Investor financial protection terms refer to terms in the term sheet that help protect investors’ economic expectations against changes brought on by subsequent financial transactions.
1. Conversion Rights
Conversion rights refer to investors’ ability to convert their shares of preferred stocks into shares of common stocks. The two types of conversion rights are optional and mandatory.
Optional conversion rights are tied to the investors’ liquidation preference. If investors have a non-participating liquidation preference, they can either choose to take their liquidation preference or exercise their optional conversion rights, convert their shares into common stock, and share in the proceeds directly with the common stockholders. Optional conversion rights are usually not negotiable.
Mandatory conversion rights will force investors to convert their preferred stocks into common stocks if certain conditions were to occur. These conditions are usually negotiable, and founders can try to make them more company-friendly by, among other steps, 1) eliminating any price thresholds for conversion, 2) asking for a majority threshold rather than a supermajority if preferred stockholders’ consent is required for the conversion, and 3) conditioning the conversion based on net proceeds rather than gross proceedings.
2. Anti-Dilution Provisions

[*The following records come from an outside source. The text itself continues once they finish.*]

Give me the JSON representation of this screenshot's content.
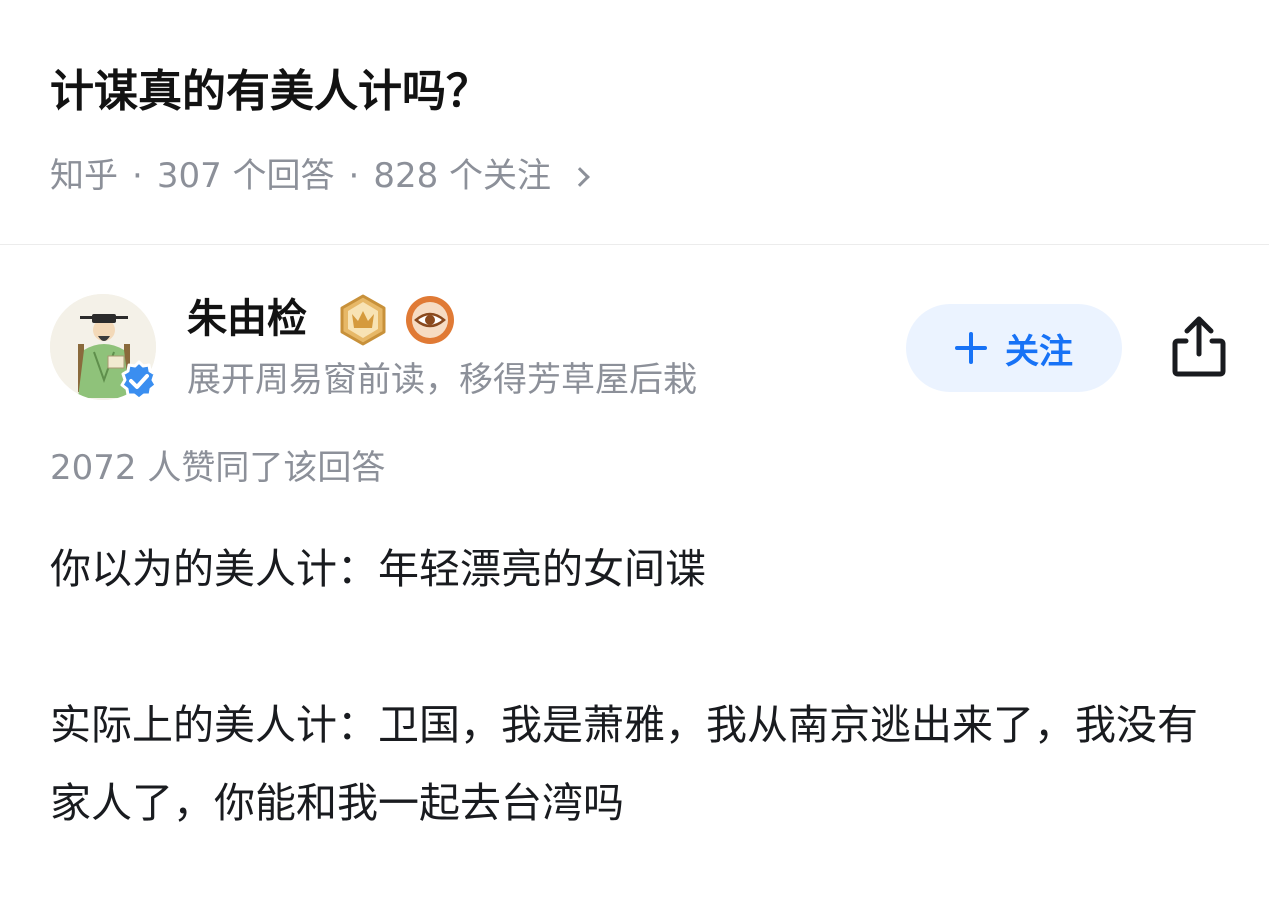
{
  "question": {
    "title": "计谋真的有美人计吗？",
    "source": "知乎",
    "answers": "307 个回答",
    "followers": "828 个关注"
  },
  "author": {
    "name": "朱由检",
    "bio": "展开周易窗前读，移得芳草屋后栽",
    "badges": [
      "crown-badge",
      "eye-badge"
    ],
    "verified": true
  },
  "actions": {
    "follow_label": "关注"
  },
  "answer": {
    "vote_text": "2072 人赞同了该回答",
    "paragraphs": [
      "你以为的美人计：年轻漂亮的女间谍",
      "实际上的美人计：卫国，我是萧雅，我从南京逃出来了，我没有家人了，你能和我一起去台湾吗"
    ]
  },
  "colors": {
    "accent": "#1772f6",
    "follow_bg": "#ebf3ff",
    "meta_text": "#8c9099",
    "badge_gold": "#d8a34a",
    "badge_orange": "#e07a35"
  }
}
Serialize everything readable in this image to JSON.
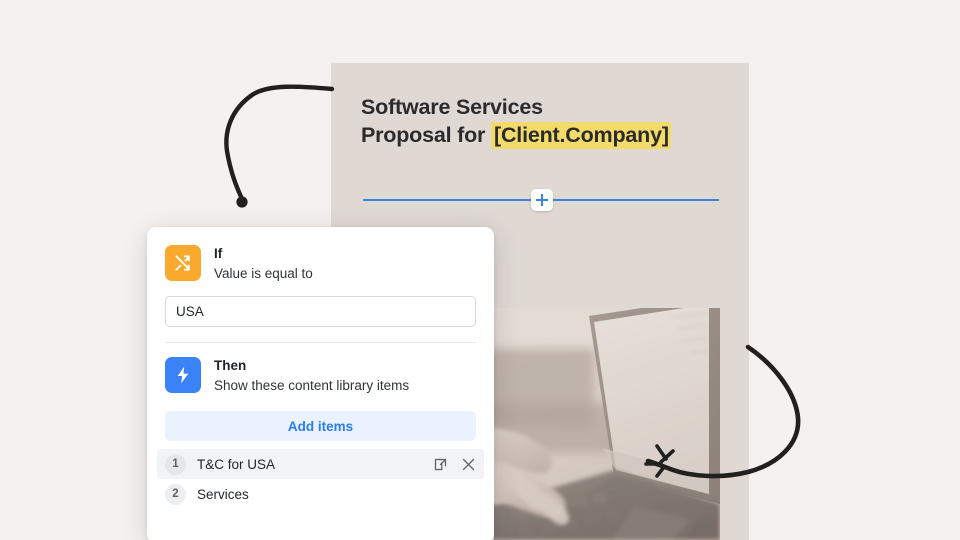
{
  "canvas": {
    "background_color": "#F4F1EE"
  },
  "document_preview": {
    "background_color": "#DFD8D3",
    "title_line1": "Software Services",
    "title_line2_prefix": "Proposal for ",
    "title_token": "[Client.Company]",
    "highlight_color": "#F2DA6B",
    "insert_divider": {
      "line_color": "#3B82E0",
      "add_button_label": "+"
    },
    "photo_alt": "hands typing on a laptop keyboard"
  },
  "decorations": {
    "arrow_left_name": "hand-drawn-curved-arrow-left",
    "arrow_right_name": "hand-drawn-curved-arrow-right",
    "sparkle_name": "hand-drawn-sparkle"
  },
  "logic_card": {
    "if_section": {
      "icon": "shuffle-icon",
      "icon_color": "#FBA92C",
      "label": "If",
      "description": "Value is equal to",
      "value_input": {
        "value": "USA",
        "placeholder": "Enter a value"
      }
    },
    "then_section": {
      "icon": "lightning-bolt-icon",
      "icon_color": "#3B82F6",
      "label": "Then",
      "description": "Show these content library items"
    },
    "add_items_label": "Add items",
    "add_items_color": "#2B7CF0",
    "items": [
      {
        "number": "1",
        "label": "T&C for USA",
        "active": true
      },
      {
        "number": "2",
        "label": "Services",
        "active": false
      }
    ]
  }
}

Anti-dilution provisions are terms that protect investors against future securities and stock issuances that are priced at a level lower than the price paid by such investors. While preferred stock is usually converted to common stock at a 1-to-1 ratio, when these anti-dilution provisions kick in, they increase the conversion ratio, enabling preferred investors to get more common stocks and helping to protect those earlier investors from the dilutive effects of later investors getting more shares for the same amount invested. The two general types of anti-dilution provisions are full-rachet and weighted average. (Although weighted-average provisions can vary, the most common type is referred to as broad-based weighted average).
Founders should be extremely wary of full-rachet adjustments, which are almost never seen. When a full-ratchet anti-dilution adjustment kicks in, it essentially “rachets” down the earlier investors’ conversion price to the lowest price that the company’s securities were ever issued at.

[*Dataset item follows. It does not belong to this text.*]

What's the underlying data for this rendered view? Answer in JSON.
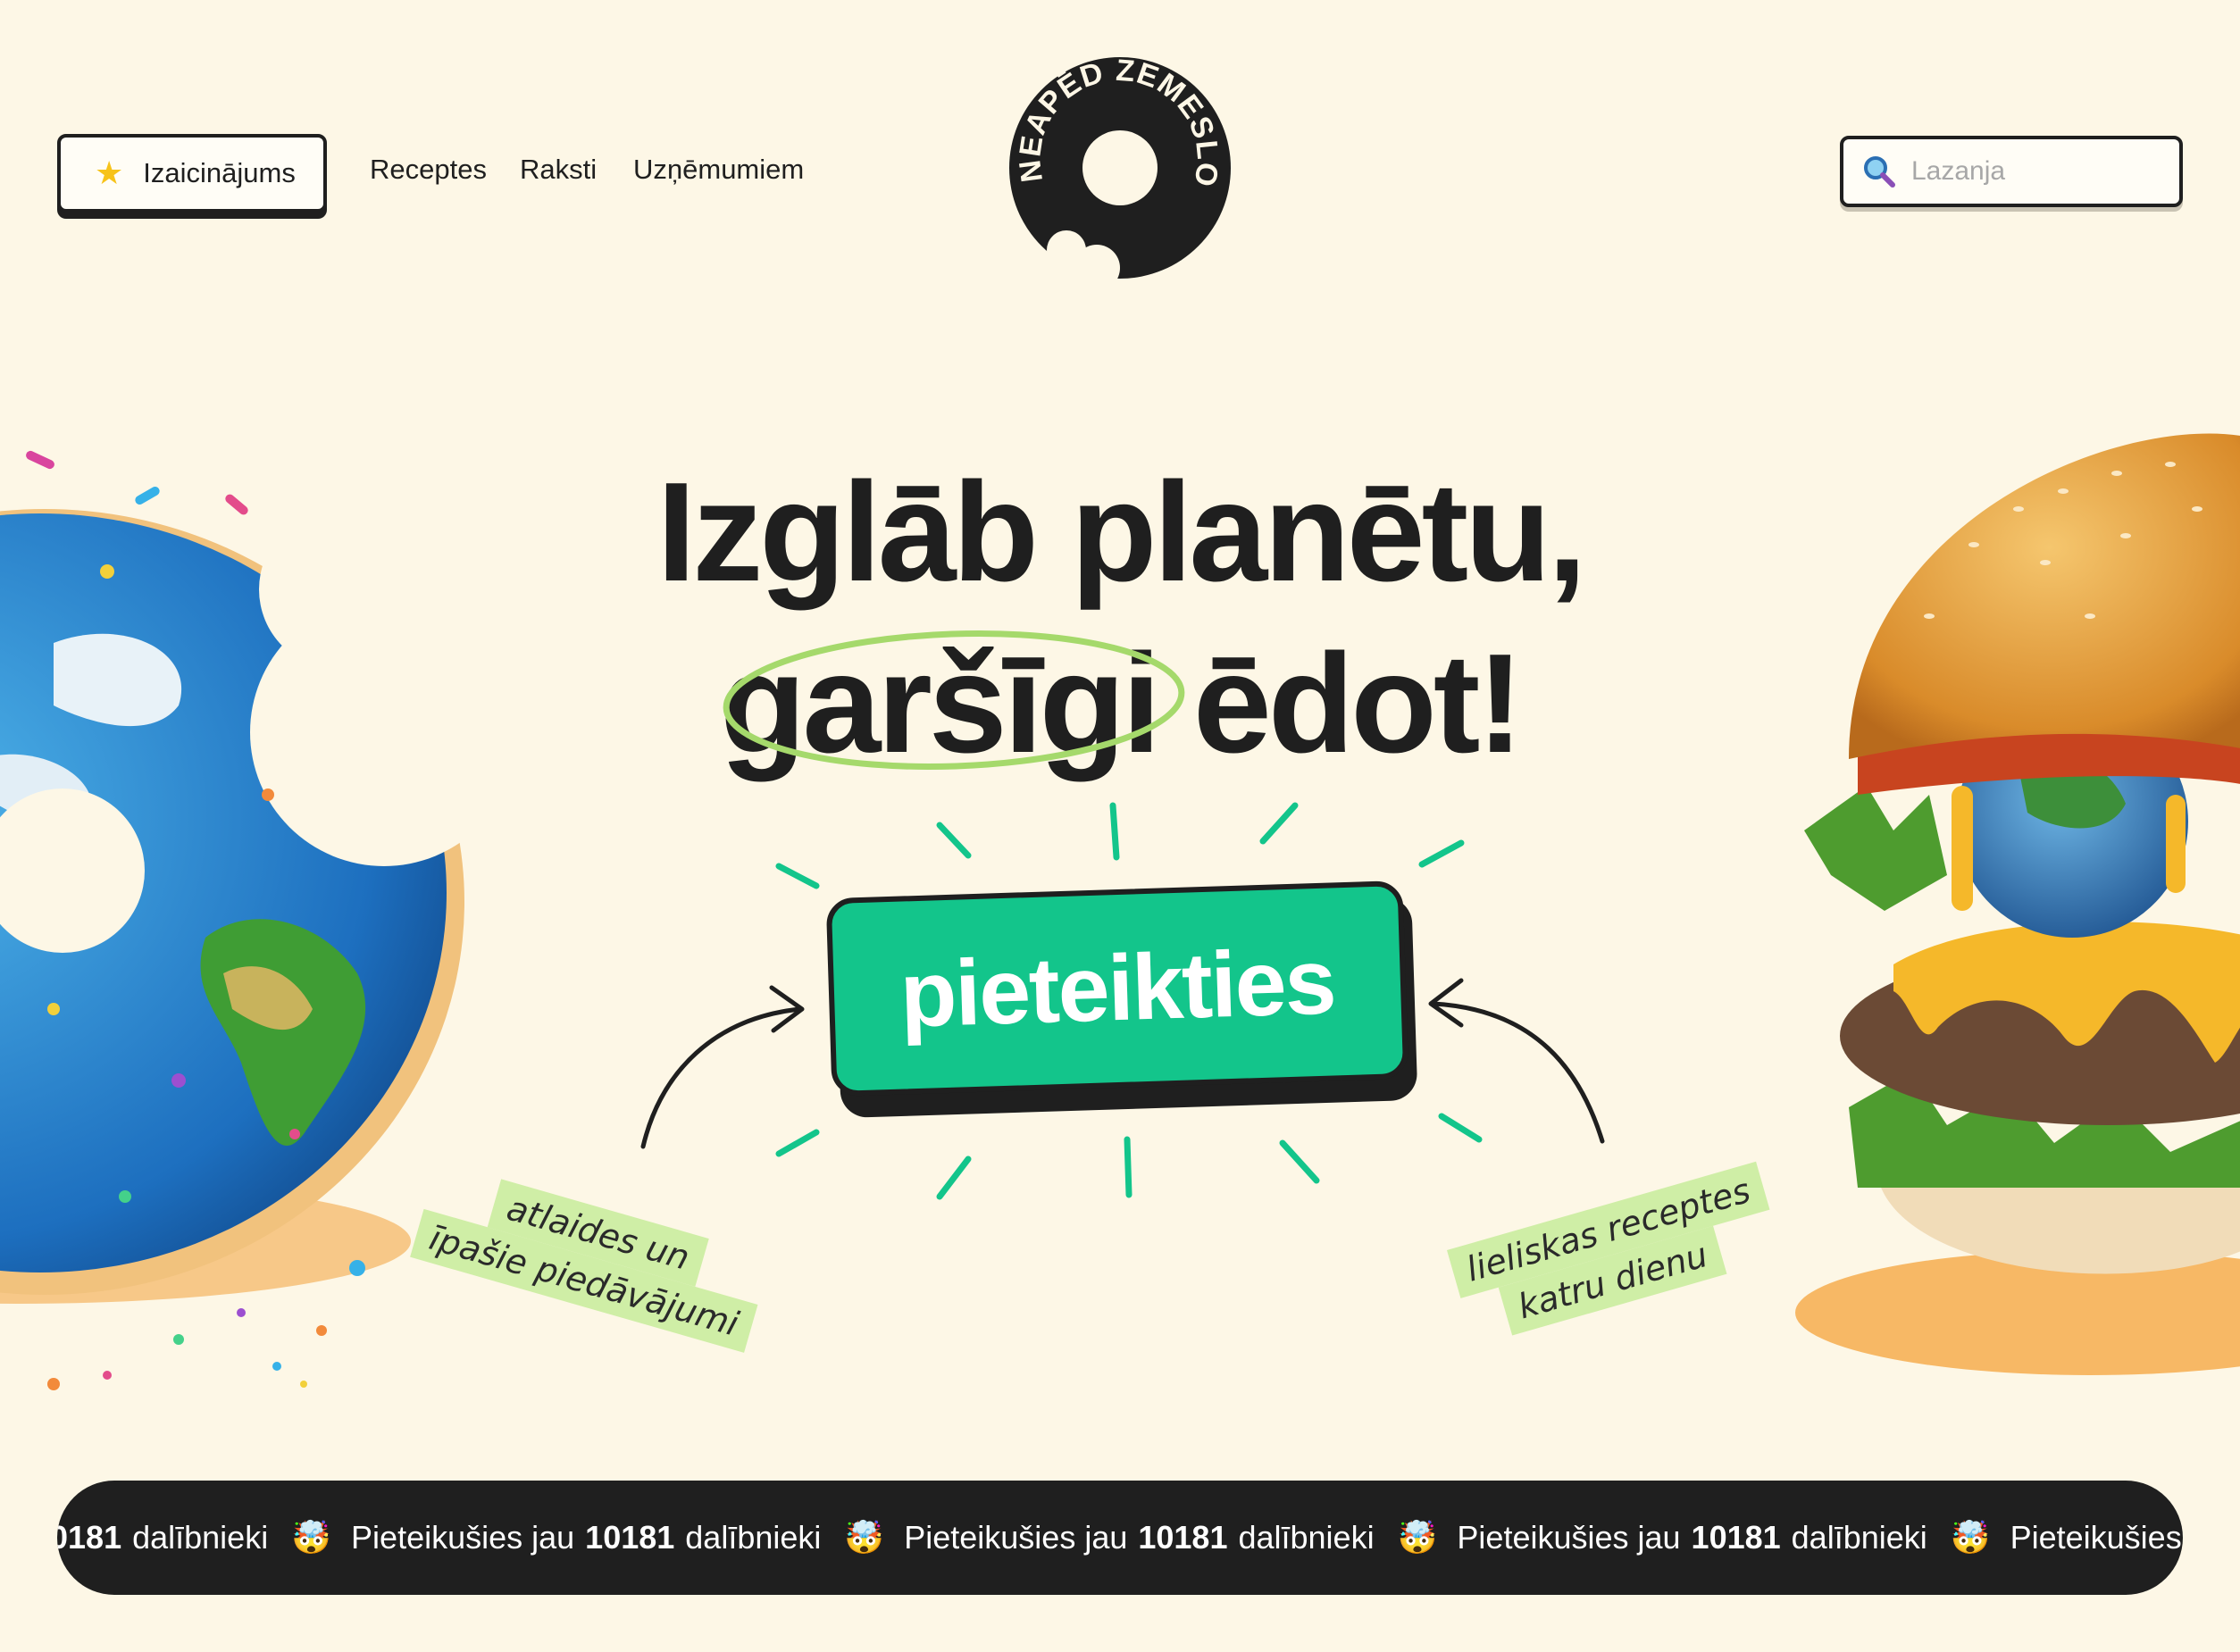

By contrast, weighted-average anti-dilution provisions adjust the conversion ratio by taking into account both the new price for the company’s securities as well as how many shares were issued at this price. Consequently, the impact on existing stockholders is much less severe and would only be significant if the new round is priced much lower and the number of shares issued is extremely high.

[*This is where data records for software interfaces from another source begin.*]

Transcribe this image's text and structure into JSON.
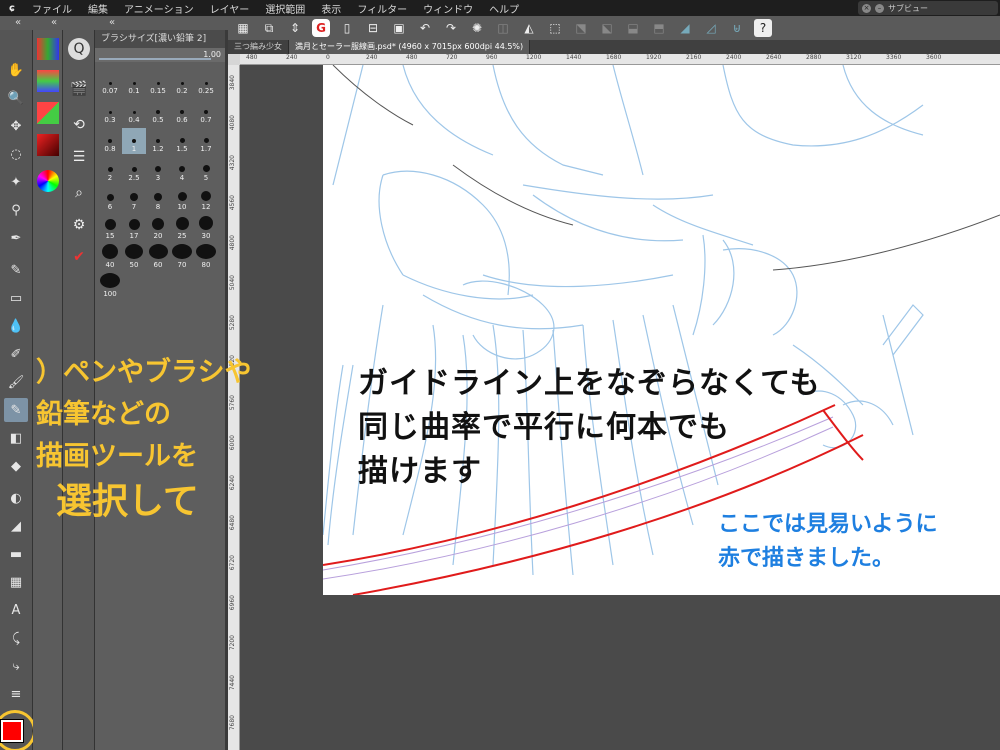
{
  "menubar": {
    "logo": "ɕ",
    "items": [
      "ファイル",
      "編集",
      "アニメーション",
      "レイヤー",
      "選択範囲",
      "表示",
      "フィルター",
      "ウィンドウ",
      "ヘルプ"
    ],
    "subview": "サブビュー"
  },
  "collapse": {
    "left": "«",
    "right": "«",
    "mid": "«"
  },
  "brush_panel": {
    "title": "ブラシサイズ[濃い鉛筆 2]",
    "slider_value": "1.00",
    "sizes": [
      "0.07",
      "0.1",
      "0.15",
      "0.2",
      "0.25",
      "0.3",
      "0.4",
      "0.5",
      "0.6",
      "0.7",
      "0.8",
      "1",
      "1.2",
      "1.5",
      "1.7",
      "2",
      "2.5",
      "3",
      "4",
      "5",
      "6",
      "7",
      "8",
      "10",
      "12",
      "15",
      "17",
      "20",
      "25",
      "30",
      "40",
      "50",
      "60",
      "70",
      "80",
      "100"
    ],
    "selected": "1"
  },
  "tabs": [
    "三つ編み少女",
    "満月とセーラー服線画.psd* (4960 x 7015px 600dpi 44.5%)"
  ],
  "ruler_top": [
    "480",
    "240",
    "0",
    "240",
    "480",
    "720",
    "960",
    "1200",
    "1440",
    "1680",
    "1920",
    "2160",
    "2400",
    "2640",
    "2880",
    "3120",
    "3360",
    "3600"
  ],
  "ruler_left": [
    "3840",
    "4080",
    "4320",
    "4560",
    "4800",
    "5040",
    "5280",
    "5520",
    "5760",
    "6000",
    "6240",
    "6480",
    "6720",
    "6960",
    "7200",
    "7440",
    "7680"
  ],
  "annotations": {
    "main": [
      "ガイドライン上をなぞらなくても",
      "同じ曲率で平行に何本でも",
      "描けます"
    ],
    "blue": [
      "ここでは見易いように",
      "赤で描きました。"
    ],
    "yellow": [
      "）ペンやブラシや",
      "鉛筆などの",
      "描画ツールを",
      "選択して"
    ]
  },
  "colors": {
    "accent": "#f7c531",
    "stroke": "#e01b1b",
    "guide": "#9ec6e8",
    "note_blue": "#1e7fe0"
  }
}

3. Drag-along Rights
These terms enable preferred investors to obligate other common stockholders to vote in favor of certain qualifying liquidation events. When negotiated correctly, these provisions can help secure approval for transactions that are being blocked by a few holdout investors. However, founders should ensure that term sheets include sufficient conditions to protect them from having their company sold at a value that will wipe out the founders’ entire equity stake as a result of such drag-along rights. For example, these conditions could include requiring a supermajority vote of the preferred stockholders to enact any drag-along provision and adding minimum price thresholds for the types of liquidation events that could enable the use of the drag-along provisions.
This overview of the three main categories of terms included in a preferred stock financing term sheet aims to translate common lingo so that navigating term sheets feels achievable. Founders that understand key term sheet terms are better equipped to help their companies take the next step toward growth and success.